Ben Stiller and his wife Christine Taylor have called it a day

Why The Voice hasn't produced a star

Boy George responds to Brittania Clifford-Pugh's heart-warming message.

It's the industry, not the show, says Boy George

These actors hated their movies and didn’t mind admitting it

Channing Tatum and Marlon Wayans in a scene from GI Joe: The Rise of Cobra.

Every year, Hollywood blesses us with plenty of God awful movies.

Miranda Kerr and fiance hang up backyard tent for wedding

The decorators and caterers are arriving for the final preparations for the wedding of Miranda Kerr and Evan Spiegel. Pictures: Splash

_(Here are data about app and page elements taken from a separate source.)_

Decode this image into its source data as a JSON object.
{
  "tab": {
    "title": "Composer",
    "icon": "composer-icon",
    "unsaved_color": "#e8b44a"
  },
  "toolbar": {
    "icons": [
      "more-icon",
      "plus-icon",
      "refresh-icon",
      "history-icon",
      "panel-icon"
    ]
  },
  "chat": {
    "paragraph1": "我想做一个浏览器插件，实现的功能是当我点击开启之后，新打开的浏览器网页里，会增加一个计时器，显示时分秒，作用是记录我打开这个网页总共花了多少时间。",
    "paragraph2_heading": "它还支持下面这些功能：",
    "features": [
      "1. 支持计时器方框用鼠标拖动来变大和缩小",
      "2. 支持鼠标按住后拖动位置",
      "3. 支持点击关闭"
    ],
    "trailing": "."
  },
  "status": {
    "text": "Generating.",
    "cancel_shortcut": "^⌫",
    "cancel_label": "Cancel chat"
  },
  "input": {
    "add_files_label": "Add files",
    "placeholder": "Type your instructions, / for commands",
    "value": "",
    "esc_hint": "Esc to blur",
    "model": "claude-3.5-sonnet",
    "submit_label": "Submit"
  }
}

Evan Spiegel and Miranda Kerr are set to marry today

Book review: Mia Freedman's book meets her critics head on

I appreciated Freedman's blunt honesty in the book

Man's amazing comeback from monster crisis

Pat O'Driscoll agents Penny Keating and Doug Webber sold 56 Agnes St, The Range at auction over the weekend.

NOT long ago, he sold his possessions to pay staff. Now he's back.

Report reveals progress on $319m airport upgrade

Aerials of the Sunshine Coast.Jetstar plane in front of the Susnhine Coast terminal, Sunshine Coast Airport.

Over two dozen government approvals needed for airport expansion

Lost dough leaves sour taste after company collapse

Kathleen and John Mahoney from Sugar and Spice Bakery were stung after the collapse of Cantro Pty Ltd and are still owed money.

Supermarket operator collapse leaves sour taste for bakery

'Ridiculous': Council refuses renovation at heritage home

NOT FAIR: Karen Solomon of Newtown is angry with Ipswich City Council for refusing her plans to build a colonial style double car port at her Newtown home.

Council rejected development application

Council refusal of 'high density' development ends in court

Ipswich City Council first meeting with the new 2016 council.

Developer took the matter to the Queensland Planning Court

Ready to SELL your property?

Post Your Ad Here!